Task to carry out -
Copy out, from the data, each line containing the string "Frédéric".

'''

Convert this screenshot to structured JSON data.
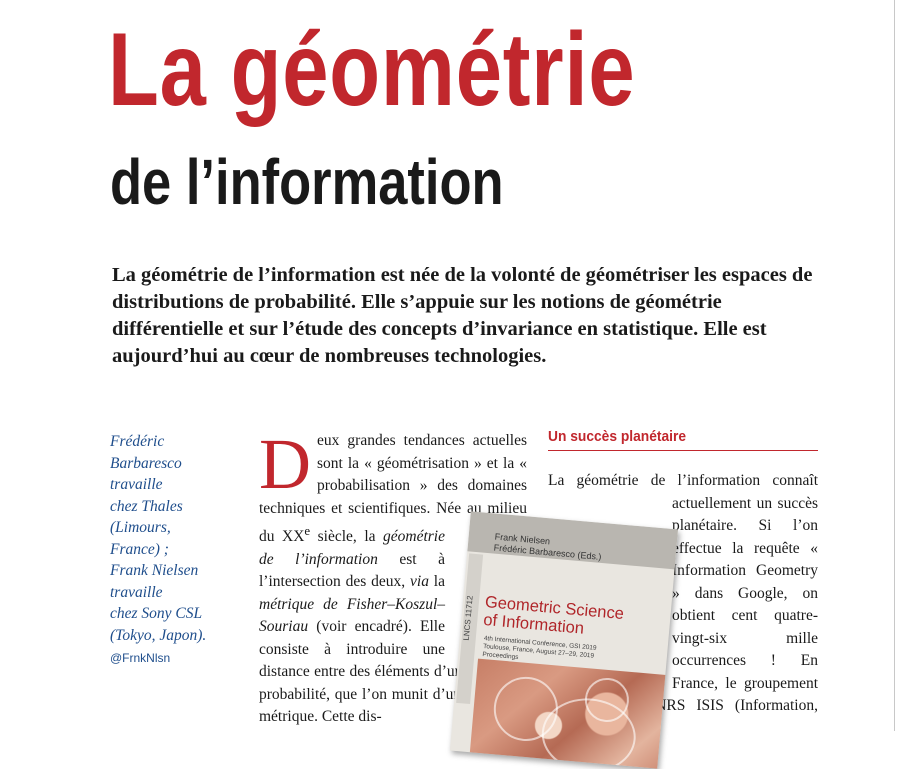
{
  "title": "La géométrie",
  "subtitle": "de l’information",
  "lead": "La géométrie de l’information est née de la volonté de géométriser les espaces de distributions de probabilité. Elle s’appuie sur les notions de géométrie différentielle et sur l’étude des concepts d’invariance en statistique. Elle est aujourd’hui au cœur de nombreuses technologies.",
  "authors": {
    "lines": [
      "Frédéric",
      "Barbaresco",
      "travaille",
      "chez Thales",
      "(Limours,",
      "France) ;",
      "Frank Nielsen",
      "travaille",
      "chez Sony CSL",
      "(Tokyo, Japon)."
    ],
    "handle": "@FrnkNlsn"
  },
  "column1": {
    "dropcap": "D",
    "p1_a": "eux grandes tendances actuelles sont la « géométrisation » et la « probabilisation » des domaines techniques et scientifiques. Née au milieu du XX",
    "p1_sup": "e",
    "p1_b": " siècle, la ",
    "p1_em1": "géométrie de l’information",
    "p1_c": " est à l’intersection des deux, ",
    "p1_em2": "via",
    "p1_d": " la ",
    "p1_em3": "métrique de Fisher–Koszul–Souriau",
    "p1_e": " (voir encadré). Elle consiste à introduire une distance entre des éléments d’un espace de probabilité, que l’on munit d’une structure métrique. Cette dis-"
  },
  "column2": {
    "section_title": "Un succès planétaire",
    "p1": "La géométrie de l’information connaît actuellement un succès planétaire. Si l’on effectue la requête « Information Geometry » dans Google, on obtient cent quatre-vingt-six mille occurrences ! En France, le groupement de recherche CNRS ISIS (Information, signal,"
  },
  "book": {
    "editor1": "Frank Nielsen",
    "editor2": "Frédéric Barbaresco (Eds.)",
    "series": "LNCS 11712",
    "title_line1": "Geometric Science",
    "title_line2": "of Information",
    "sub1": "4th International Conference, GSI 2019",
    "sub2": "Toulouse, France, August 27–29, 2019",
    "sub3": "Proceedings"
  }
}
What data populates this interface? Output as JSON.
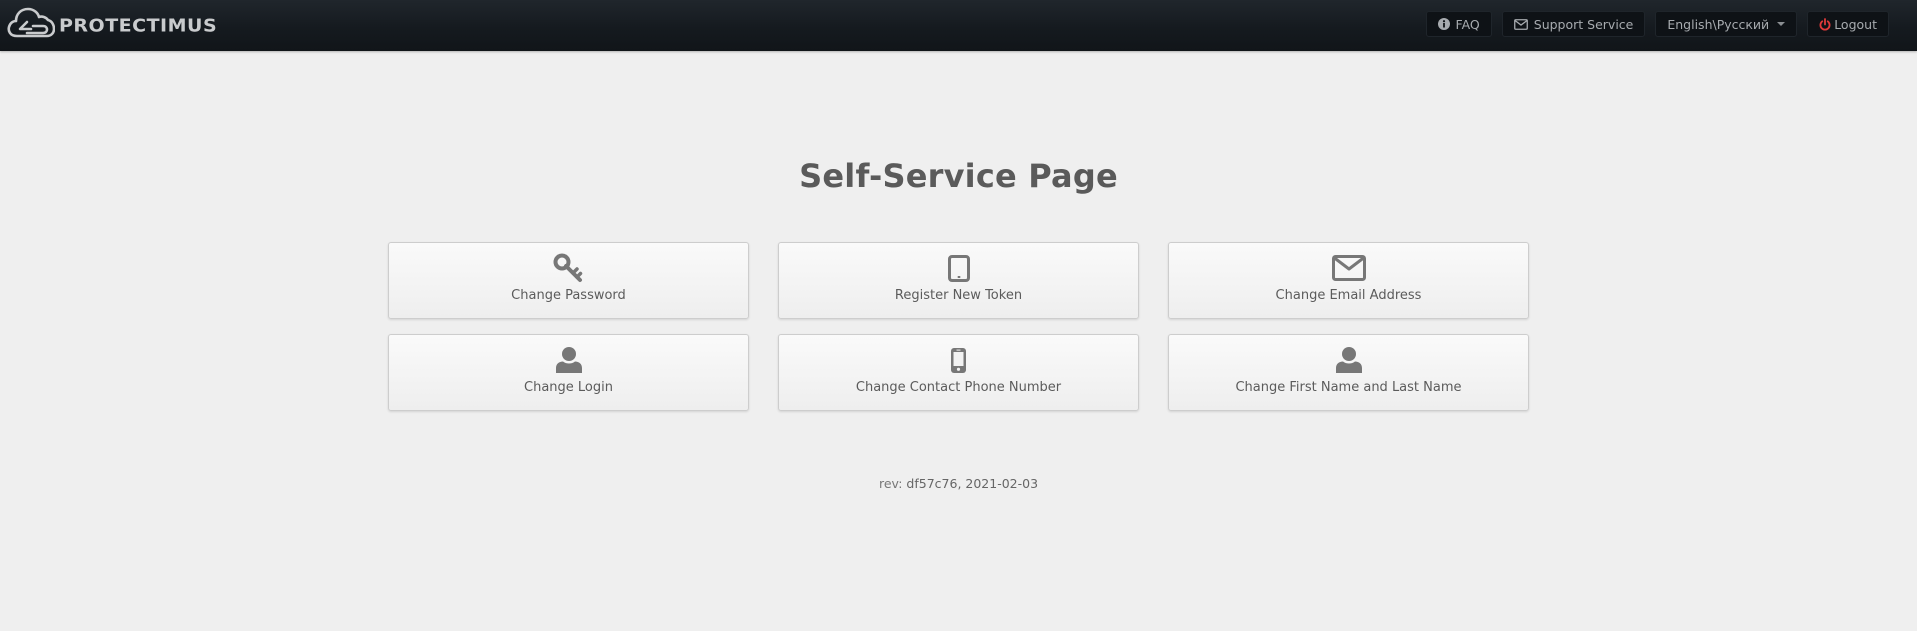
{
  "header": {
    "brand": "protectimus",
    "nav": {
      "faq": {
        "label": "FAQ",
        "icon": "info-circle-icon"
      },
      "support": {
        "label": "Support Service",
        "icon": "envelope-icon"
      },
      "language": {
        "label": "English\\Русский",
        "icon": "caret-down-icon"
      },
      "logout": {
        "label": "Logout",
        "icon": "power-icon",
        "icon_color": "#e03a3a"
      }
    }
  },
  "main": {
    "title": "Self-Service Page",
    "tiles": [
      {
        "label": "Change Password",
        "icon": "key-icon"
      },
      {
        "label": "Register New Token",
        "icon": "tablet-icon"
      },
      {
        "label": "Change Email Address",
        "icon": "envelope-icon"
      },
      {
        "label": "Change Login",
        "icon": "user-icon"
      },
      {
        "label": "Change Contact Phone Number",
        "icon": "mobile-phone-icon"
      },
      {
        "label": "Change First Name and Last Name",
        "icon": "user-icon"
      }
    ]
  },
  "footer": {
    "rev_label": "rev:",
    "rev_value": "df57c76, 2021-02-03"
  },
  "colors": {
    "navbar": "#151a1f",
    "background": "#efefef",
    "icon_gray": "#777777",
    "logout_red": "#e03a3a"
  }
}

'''

Solution to this problem -
      "Frédéric",
    "editor2": "Frédéric Barbaresco (Eds.)",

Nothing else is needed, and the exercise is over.